Apart from the pictures, please restate every entry below exactly.

SUPPLIED DATA: Begin

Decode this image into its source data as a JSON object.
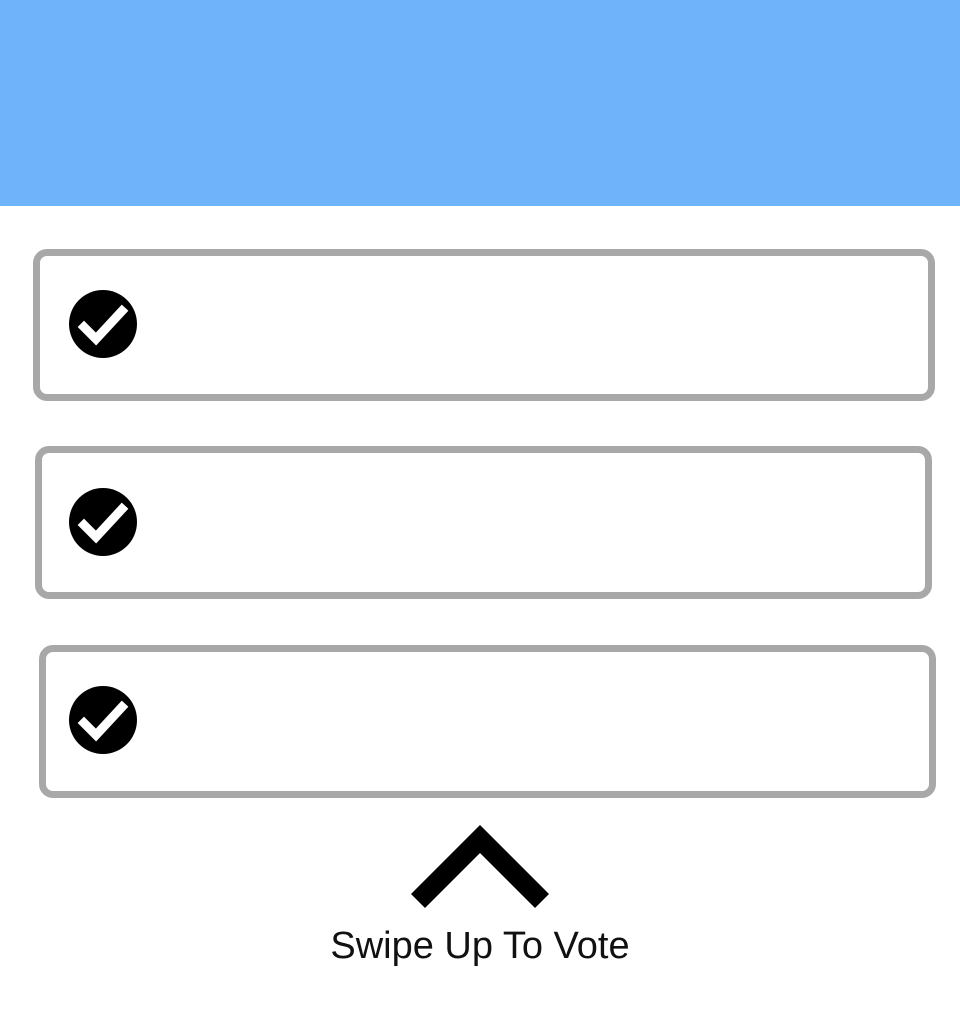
{
  "header": {
    "background_color": "#6fb3fa"
  },
  "options": [
    {
      "label": "",
      "icon": "check-circle-icon",
      "selected": true
    },
    {
      "label": "",
      "icon": "check-circle-icon",
      "selected": true
    },
    {
      "label": "",
      "icon": "check-circle-icon",
      "selected": true
    }
  ],
  "swipe": {
    "icon": "chevron-up-icon",
    "label": "Swipe Up To Vote"
  },
  "colors": {
    "option_border": "#a8a8a8",
    "check_circle": "#000000",
    "check_mark": "#ffffff",
    "text": "#111111"
  }
}
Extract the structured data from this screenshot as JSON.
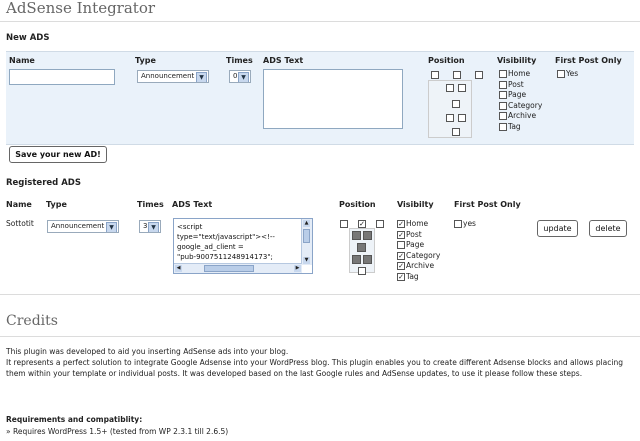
{
  "title": "AdSense Integrator",
  "new_ads": {
    "section_title": "New ADS",
    "headers": {
      "name": "Name",
      "type": "Type",
      "times": "Times",
      "ads_text": "ADS Text",
      "position": "Position",
      "visibility": "Visibility",
      "first_post": "First Post Only"
    },
    "type_value": "Announcement",
    "times_value": "0",
    "visibility_options": [
      "Home",
      "Post",
      "Page",
      "Category",
      "Archive",
      "Tag"
    ],
    "first_post_option": "Yes",
    "save_button": "Save your new AD!"
  },
  "registered_ads": {
    "section_title": "Registered ADS",
    "headers": {
      "name": "Name",
      "type": "Type",
      "times": "Times",
      "ads_text": "ADS Text",
      "position": "Position",
      "visibility": "Visibilty",
      "first_post": "First Post Only"
    },
    "row": {
      "name": "Sottotit",
      "type_value": "Announcement",
      "times_value": "3",
      "ads_lines": [
        "<script",
        "type=\"text/javascript\"><!--",
        "google_ad_client =",
        "\"pub-9007511248914173\";"
      ],
      "visibility_options": [
        "Home",
        "Post",
        "Page",
        "Category",
        "Archive",
        "Tag"
      ],
      "visibility_checked": [
        true,
        true,
        false,
        true,
        true,
        true
      ],
      "first_post_option": "yes",
      "update_button": "update",
      "delete_button": "delete"
    }
  },
  "credits": {
    "title": "Credits",
    "p1": "This plugin was developed to aid you inserting AdSense ads into your blog.",
    "p2": "It represents a perfect solution to integrate Google Adsense into your WordPress blog. This plugin enables you to create different Adsense blocks and allows placing them within your template or individual posts. It was developed based on the last Google rules and AdSense updates, to use it please follow these steps.",
    "req_title": "Requirements and compatiblity:",
    "req_item": "» Requires WordPress 1.5+ (tested from WP 2.3.1 till 2.6.5)"
  }
}
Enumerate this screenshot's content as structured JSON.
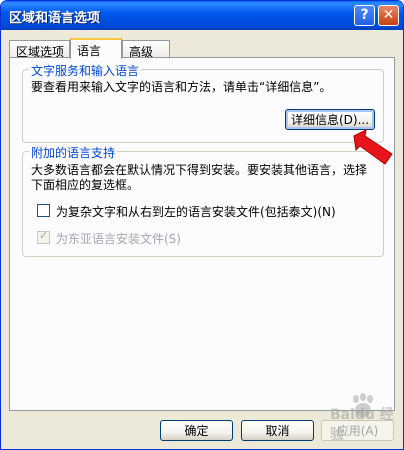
{
  "window": {
    "title": "区域和语言选项",
    "help_glyph": "?",
    "close_glyph": "✕"
  },
  "tabs": [
    {
      "label": "区域选项",
      "active": false
    },
    {
      "label": "语言",
      "active": true
    },
    {
      "label": "高级",
      "active": false
    }
  ],
  "text_services": {
    "legend": "文字服务和输入语言",
    "description": "要查看用来输入文字的语言和方法，请单击“详细信息”。",
    "details_button": "详细信息(D)..."
  },
  "supplemental": {
    "legend": "附加的语言支持",
    "description_line1": "大多数语言都会在默认情况下得到安装。要安装其他语言，选择",
    "description_line2": "下面相应的复选框。",
    "checkbox_complex": {
      "label": "为复杂文字和从右到左的语言安装文件(包括泰文)(N)",
      "checked": false,
      "enabled": true
    },
    "checkbox_east_asian": {
      "label": "为东亚语言安装文件(S)",
      "checked": true,
      "enabled": false
    }
  },
  "footer": {
    "ok": "确定",
    "cancel": "取消",
    "apply": "应用(A)"
  },
  "watermark": "Baidu 经验",
  "colors": {
    "titlebar": "#0058EE",
    "dialog_bg": "#ECE9D8",
    "group_legend": "#0046D5",
    "annotation_arrow": "#E8141B"
  }
}
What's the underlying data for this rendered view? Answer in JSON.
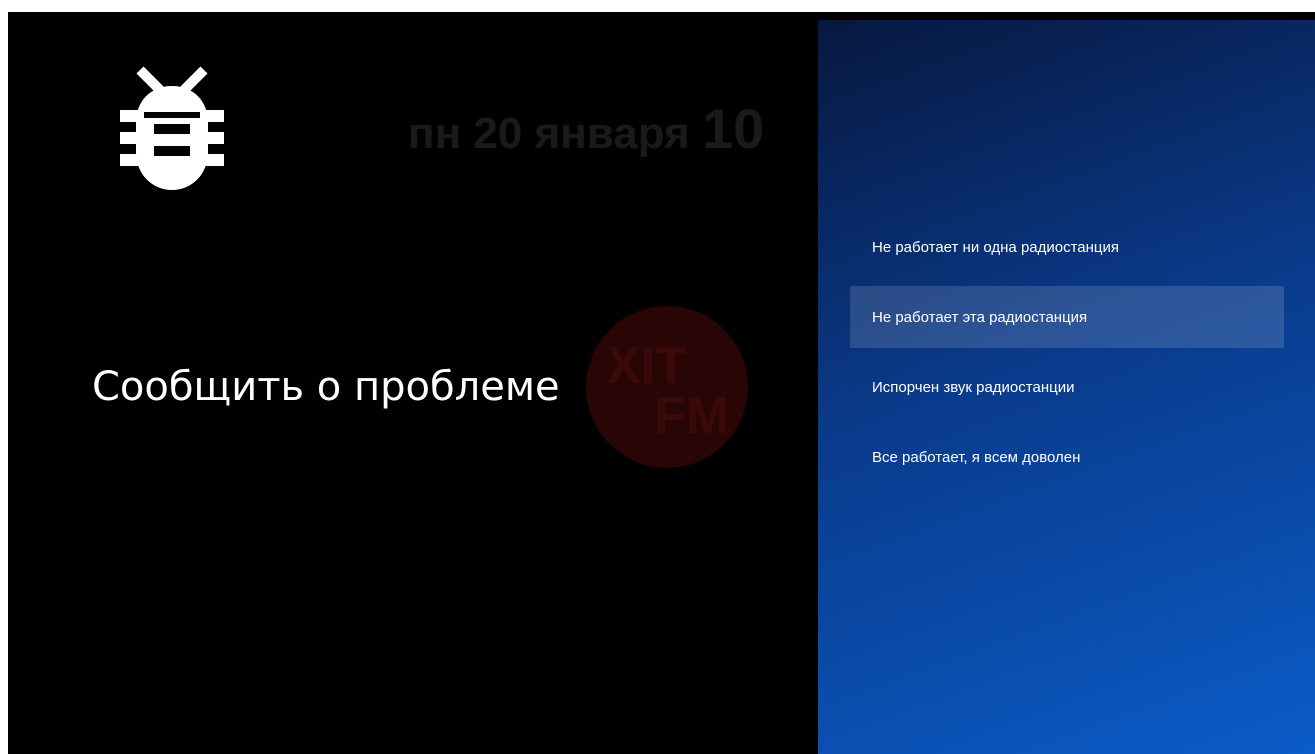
{
  "background": {
    "date": "пн 20 января",
    "time": "10",
    "logo_line1": "XIT",
    "logo_line2": "FM"
  },
  "dialog": {
    "icon": "bug-icon",
    "title": "Сообщить о проблеме"
  },
  "menu": {
    "items": [
      {
        "label": "Не работает ни одна радиостанция",
        "selected": false
      },
      {
        "label": "Не работает эта радиостанция",
        "selected": true
      },
      {
        "label": "Испорчен звук радиостанции",
        "selected": false
      },
      {
        "label": "Все работает, я всем доволен",
        "selected": false
      }
    ]
  },
  "colors": {
    "panel_start": "#07183f",
    "panel_end": "#0b5cc8",
    "highlight": "rgba(255,255,255,0.14)"
  }
}
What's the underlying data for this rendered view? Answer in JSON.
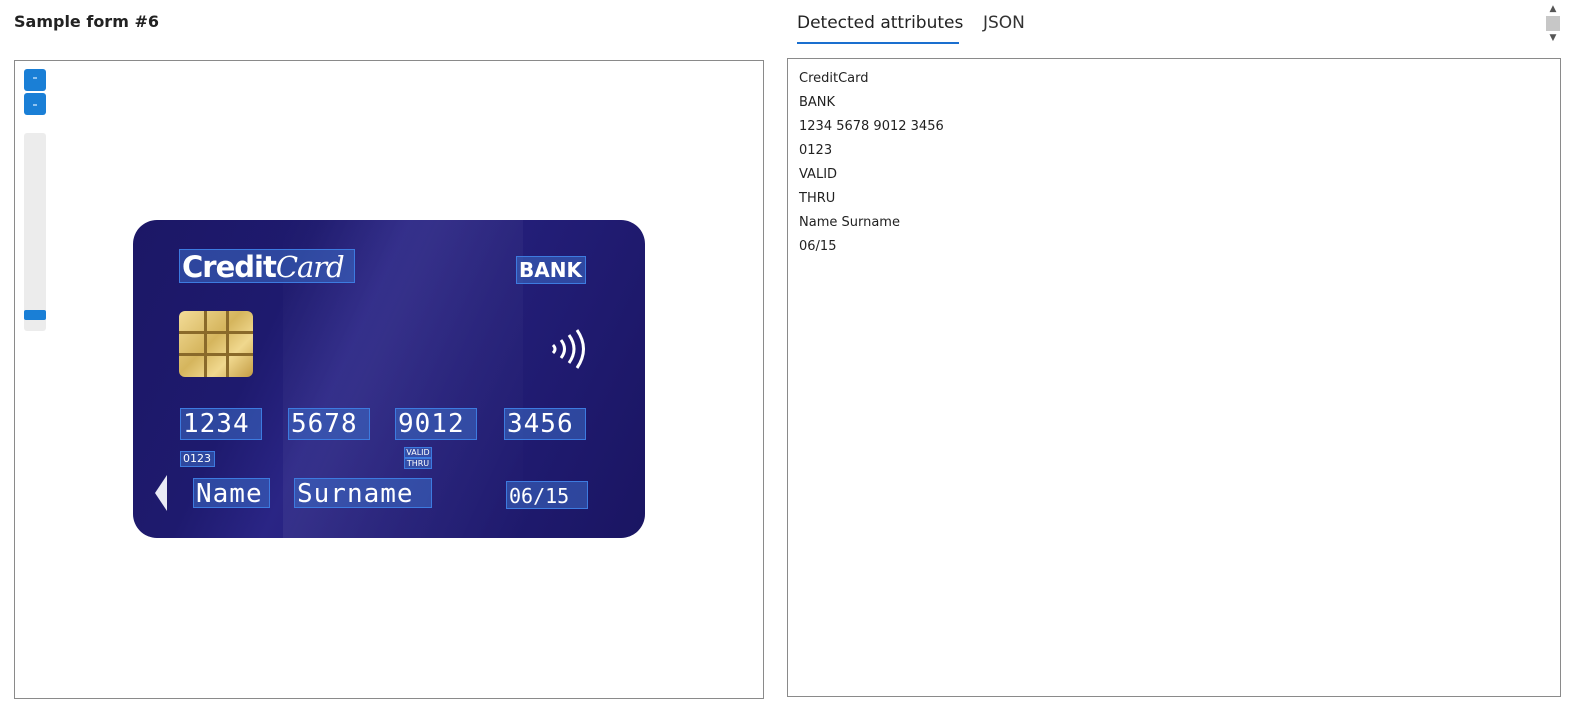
{
  "left_panel": {
    "title": "Sample form #6"
  },
  "card": {
    "brand_bold": "Credit",
    "brand_script": "Card",
    "bank": "BANK",
    "number_groups": [
      "1234",
      "5678",
      "9012",
      "3456"
    ],
    "small_code": "0123",
    "valid_line1": "VALID",
    "valid_line2": "THRU",
    "holder_first": "Name",
    "holder_last": "Surname",
    "expiry": "06/15"
  },
  "right_panel": {
    "tabs": [
      {
        "label": "Detected attributes",
        "active": true
      },
      {
        "label": "JSON",
        "active": false
      }
    ],
    "attributes": [
      "CreditCard",
      "BANK",
      "1234 5678 9012 3456",
      "0123",
      "VALID",
      "THRU",
      "Name Surname",
      "06/15"
    ]
  },
  "colors": {
    "accent": "#1a6fcf",
    "card_bg": "#1e1a6e",
    "highlight": "#3d7be0"
  },
  "zoom": {
    "level": 0.06
  }
}
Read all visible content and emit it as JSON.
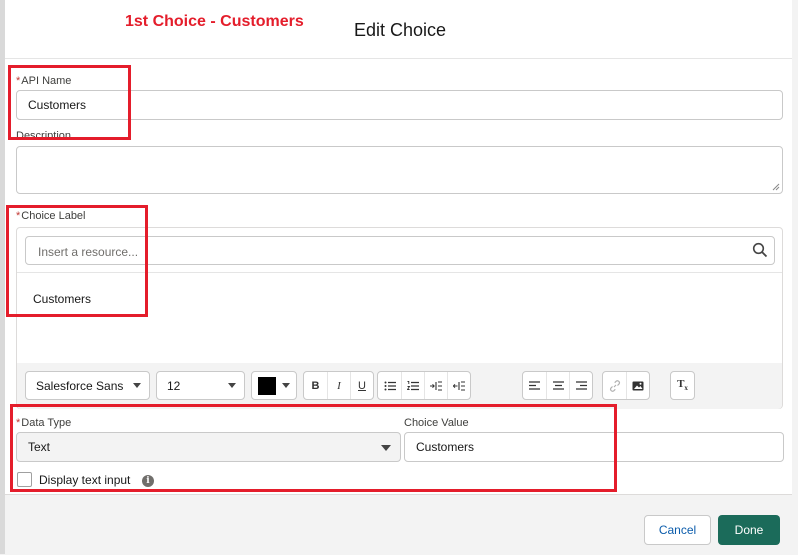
{
  "annotation": "1st Choice - Customers",
  "modal": {
    "title": "Edit Choice"
  },
  "api_name": {
    "label": "API Name",
    "required_mark": "*",
    "value": "Customers"
  },
  "description": {
    "label": "Description"
  },
  "choice_label": {
    "label": "Choice Label",
    "required_mark": "*",
    "resource_placeholder": "Insert a resource...",
    "content": "Customers",
    "toolbar": {
      "font_family": "Salesforce Sans",
      "font_size": "12",
      "text_color": "#000000",
      "buttons": [
        "bold",
        "italic",
        "underline",
        "bulleted-list",
        "numbered-list",
        "indent",
        "outdent",
        "align-left",
        "align-center",
        "align-right",
        "link",
        "image",
        "clear-formatting"
      ]
    }
  },
  "data_type": {
    "label": "Data Type",
    "required_mark": "*",
    "value": "Text"
  },
  "choice_value": {
    "label": "Choice Value",
    "value": "Customers"
  },
  "display_text_input": {
    "label": "Display text input",
    "checked": false
  },
  "footer": {
    "cancel": "Cancel",
    "done": "Done"
  },
  "colors": {
    "highlight": "#e41d2b",
    "done_button": "#1b6b5a",
    "required": "#c23934"
  }
}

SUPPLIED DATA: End

◆ **EXERCISE OUTPUT**:
Decode this image into its source data as a JSON object.
{
  "header": {
    "background_color": "#6fb3fa"
  },
  "options": [
    {
      "label": "",
      "icon": "check-circle-icon",
      "selected": true
    },
    {
      "label": "",
      "icon": "check-circle-icon",
      "selected": true
    },
    {
      "label": "",
      "icon": "check-circle-icon",
      "selected": true
    }
  ],
  "swipe": {
    "icon": "chevron-up-icon",
    "label": "Swipe Up To Vote"
  },
  "colors": {
    "option_border": "#a8a8a8",
    "check_circle": "#000000",
    "check_mark": "#ffffff",
    "text": "#111111"
  }
}
Extract the structured data from this screenshot as JSON.
{
  "title": "AdSense Integrator",
  "new_ads": {
    "section_title": "New ADS",
    "headers": {
      "name": "Name",
      "type": "Type",
      "times": "Times",
      "ads_text": "ADS Text",
      "position": "Position",
      "visibility": "Visibility",
      "first_post": "First Post Only"
    },
    "type_value": "Announcement",
    "times_value": "0",
    "visibility_options": [
      "Home",
      "Post",
      "Page",
      "Category",
      "Archive",
      "Tag"
    ],
    "first_post_option": "Yes",
    "save_button": "Save your new AD!"
  },
  "registered_ads": {
    "section_title": "Registered ADS",
    "headers": {
      "name": "Name",
      "type": "Type",
      "times": "Times",
      "ads_text": "ADS Text",
      "position": "Position",
      "visibility": "Visibilty",
      "first_post": "First Post Only"
    },
    "row": {
      "name": "Sottotit",
      "type_value": "Announcement",
      "times_value": "3",
      "ads_lines": [
        "<script",
        "type=\"text/javascript\"><!--",
        "google_ad_client =",
        "\"pub-9007511248914173\";"
      ],
      "visibility_options": [
        "Home",
        "Post",
        "Page",
        "Category",
        "Archive",
        "Tag"
      ],
      "visibility_checked": [
        true,
        true,
        false,
        true,
        true,
        true
      ],
      "first_post_option": "yes",
      "update_button": "update",
      "delete_button": "delete"
    }
  },
  "credits": {
    "title": "Credits",
    "p1": "This plugin was developed to aid you inserting AdSense ads into your blog.",
    "p2": "It represents a perfect solution to integrate Google Adsense into your WordPress blog. This plugin enables you to create different Adsense blocks and allows placing them within your template or individual posts. It was developed based on the last Google rules and AdSense updates, to use it please follow these steps.",
    "req_title": "Requirements and compatiblity:",
    "req_item": "» Requires WordPress 1.5+ (tested from WP 2.3.1 till 2.6.5)"
  }
}
Enumerate this screenshot's content as structured JSON.
{
  "window": {
    "title": "区域和语言选项",
    "help_glyph": "?",
    "close_glyph": "✕"
  },
  "tabs": [
    {
      "label": "区域选项",
      "active": false
    },
    {
      "label": "语言",
      "active": true
    },
    {
      "label": "高级",
      "active": false
    }
  ],
  "text_services": {
    "legend": "文字服务和输入语言",
    "description": "要查看用来输入文字的语言和方法，请单击“详细信息”。",
    "details_button": "详细信息(D)..."
  },
  "supplemental": {
    "legend": "附加的语言支持",
    "description_line1": "大多数语言都会在默认情况下得到安装。要安装其他语言，选择",
    "description_line2": "下面相应的复选框。",
    "checkbox_complex": {
      "label": "为复杂文字和从右到左的语言安装文件(包括泰文)(N)",
      "checked": false,
      "enabled": true
    },
    "checkbox_east_asian": {
      "label": "为东亚语言安装文件(S)",
      "checked": true,
      "enabled": false
    }
  },
  "footer": {
    "ok": "确定",
    "cancel": "取消",
    "apply": "应用(A)"
  },
  "watermark": "Baidu 经验",
  "colors": {
    "titlebar": "#0058EE",
    "dialog_bg": "#ECE9D8",
    "group_legend": "#0046D5",
    "annotation_arrow": "#E8141B"
  }
}
What's the underlying data for this rendered view? Answer in JSON.
{
  "background": {
    "date": "пн 20 января",
    "time": "10",
    "logo_line1": "XIT",
    "logo_line2": "FM"
  },
  "dialog": {
    "icon": "bug-icon",
    "title": "Сообщить о проблеме"
  },
  "menu": {
    "items": [
      {
        "label": "Не работает ни одна радиостанция",
        "selected": false
      },
      {
        "label": "Не работает эта радиостанция",
        "selected": true
      },
      {
        "label": "Испорчен звук радиостанции",
        "selected": false
      },
      {
        "label": "Все работает, я всем доволен",
        "selected": false
      }
    ]
  },
  "colors": {
    "panel_start": "#07183f",
    "panel_end": "#0b5cc8",
    "highlight": "rgba(255,255,255,0.14)"
  }
}
What's the underlying data for this rendered view? Answer in JSON.
{
  "left_panel": {
    "title": "Sample form #6"
  },
  "card": {
    "brand_bold": "Credit",
    "brand_script": "Card",
    "bank": "BANK",
    "number_groups": [
      "1234",
      "5678",
      "9012",
      "3456"
    ],
    "small_code": "0123",
    "valid_line1": "VALID",
    "valid_line2": "THRU",
    "holder_first": "Name",
    "holder_last": "Surname",
    "expiry": "06/15"
  },
  "right_panel": {
    "tabs": [
      {
        "label": "Detected attributes",
        "active": true
      },
      {
        "label": "JSON",
        "active": false
      }
    ],
    "attributes": [
      "CreditCard",
      "BANK",
      "1234 5678 9012 3456",
      "0123",
      "VALID",
      "THRU",
      "Name Surname",
      "06/15"
    ]
  },
  "colors": {
    "accent": "#1a6fcf",
    "card_bg": "#1e1a6e",
    "highlight": "#3d7be0"
  },
  "zoom": {
    "level": 0.06
  }
}
Read all visible content and emit it as JSON.
{
  "annotation": "1st Choice - Customers",
  "modal": {
    "title": "Edit Choice"
  },
  "api_name": {
    "label": "API Name",
    "required_mark": "*",
    "value": "Customers"
  },
  "description": {
    "label": "Description"
  },
  "choice_label": {
    "label": "Choice Label",
    "required_mark": "*",
    "resource_placeholder": "Insert a resource...",
    "content": "Customers",
    "toolbar": {
      "font_family": "Salesforce Sans",
      "font_size": "12",
      "text_color": "#000000",
      "buttons": [
        "bold",
        "italic",
        "underline",
        "bulleted-list",
        "numbered-list",
        "indent",
        "outdent",
        "align-left",
        "align-center",
        "align-right",
        "link",
        "image",
        "clear-formatting"
      ]
    }
  },
  "data_type": {
    "label": "Data Type",
    "required_mark": "*",
    "value": "Text"
  },
  "choice_value": {
    "label": "Choice Value",
    "value": "Customers"
  },
  "display_text_input": {
    "label": "Display text input",
    "checked": false
  },
  "footer": {
    "cancel": "Cancel",
    "done": "Done"
  },
  "colors": {
    "highlight": "#e41d2b",
    "done_button": "#1b6b5a",
    "required": "#c23934"
  }
}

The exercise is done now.